To the Editor.—
The fluorescent treponemal antibody absorption (FTA-ABS) test is widely regarded as sensitive, outstanding, and specific for antitreponemal antibodies. Three weeks after infection, antitreponemal antibodies can be demonstrated in the serum by this test. So-called nonspecific results are rare and are associated with autoimmune diseases, diabetes mellitus, liver cirrhosis, and pregnancy.1-4False-positive results account for 6% to 10% of positive FTA-ABS test results.5-7 The occurrence of nonspecific syphilis test results in cerebrospinal fluid is estimated to be extraordinarily rare.8 However, there is a report of positive FTA-ABS test results in the cerebrospinal fluid of a patient suffering from spinal ependymoma, whereas other tests for syphilis yielded negative results.9In our investigation of cerebrospinal fluids from patients infected with human immunodeficiency virus, we performed the FTA-ABS, VDRL, and Treponema pallidum hemagglutination tests. Because the FTA-ABS test on cerebrospinal fluid is not recognized as a standard

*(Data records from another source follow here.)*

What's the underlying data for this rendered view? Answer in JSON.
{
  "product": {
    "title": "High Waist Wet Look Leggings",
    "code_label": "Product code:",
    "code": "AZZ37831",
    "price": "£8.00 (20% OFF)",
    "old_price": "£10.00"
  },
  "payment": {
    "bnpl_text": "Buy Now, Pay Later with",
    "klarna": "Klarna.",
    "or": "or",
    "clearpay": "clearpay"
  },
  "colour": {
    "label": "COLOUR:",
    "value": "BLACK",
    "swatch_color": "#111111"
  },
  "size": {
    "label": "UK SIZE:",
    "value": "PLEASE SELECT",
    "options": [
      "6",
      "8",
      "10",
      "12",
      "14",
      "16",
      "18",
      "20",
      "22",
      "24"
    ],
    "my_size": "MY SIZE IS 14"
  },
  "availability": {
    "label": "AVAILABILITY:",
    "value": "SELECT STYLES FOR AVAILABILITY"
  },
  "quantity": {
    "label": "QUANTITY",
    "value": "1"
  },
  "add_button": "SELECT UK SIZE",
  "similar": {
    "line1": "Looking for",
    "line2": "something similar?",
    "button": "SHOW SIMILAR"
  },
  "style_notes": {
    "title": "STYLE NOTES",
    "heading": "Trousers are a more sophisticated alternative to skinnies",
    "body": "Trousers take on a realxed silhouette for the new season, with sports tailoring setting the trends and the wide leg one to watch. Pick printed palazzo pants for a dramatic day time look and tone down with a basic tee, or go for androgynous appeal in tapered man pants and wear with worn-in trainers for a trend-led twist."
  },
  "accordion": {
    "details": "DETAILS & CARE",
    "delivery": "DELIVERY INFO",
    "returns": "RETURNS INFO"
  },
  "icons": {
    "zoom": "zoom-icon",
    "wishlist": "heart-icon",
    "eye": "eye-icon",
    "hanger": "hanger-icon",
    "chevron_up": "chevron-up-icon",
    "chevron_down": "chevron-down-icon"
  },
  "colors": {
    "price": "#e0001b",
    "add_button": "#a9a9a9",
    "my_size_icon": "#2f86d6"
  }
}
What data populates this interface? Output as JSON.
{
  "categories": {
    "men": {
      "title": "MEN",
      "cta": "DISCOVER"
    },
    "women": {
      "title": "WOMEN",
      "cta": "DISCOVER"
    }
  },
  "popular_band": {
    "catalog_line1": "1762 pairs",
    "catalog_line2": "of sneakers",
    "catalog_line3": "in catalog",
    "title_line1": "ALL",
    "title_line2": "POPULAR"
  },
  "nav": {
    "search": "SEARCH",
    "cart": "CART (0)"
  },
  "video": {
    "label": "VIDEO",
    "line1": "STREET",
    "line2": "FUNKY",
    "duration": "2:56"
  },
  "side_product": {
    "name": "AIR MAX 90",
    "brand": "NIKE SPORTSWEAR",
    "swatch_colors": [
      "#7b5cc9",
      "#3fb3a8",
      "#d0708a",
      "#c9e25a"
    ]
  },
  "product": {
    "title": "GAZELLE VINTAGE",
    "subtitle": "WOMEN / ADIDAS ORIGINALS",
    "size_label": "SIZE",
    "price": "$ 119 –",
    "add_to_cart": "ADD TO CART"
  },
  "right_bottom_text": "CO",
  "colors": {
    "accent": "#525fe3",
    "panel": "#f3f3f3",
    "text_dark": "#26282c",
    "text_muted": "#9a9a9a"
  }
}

Breustedt W, Sönnichsen N. Positive Fluorescent Treponemal Antibody Absorption Test in Cerebrospinal Fluid of Nonsyphilitic Persons Infected With Human Immunodeficiency Virus. Arch Dermatol. 1989;125(12):1712–1713. doi:10.1001/archderm.1989.01670240112029
Coronavirus Resource Center
Customize your JAMA Network experience by selecting one or more topics from the list below.
Create a personal account or sign in to: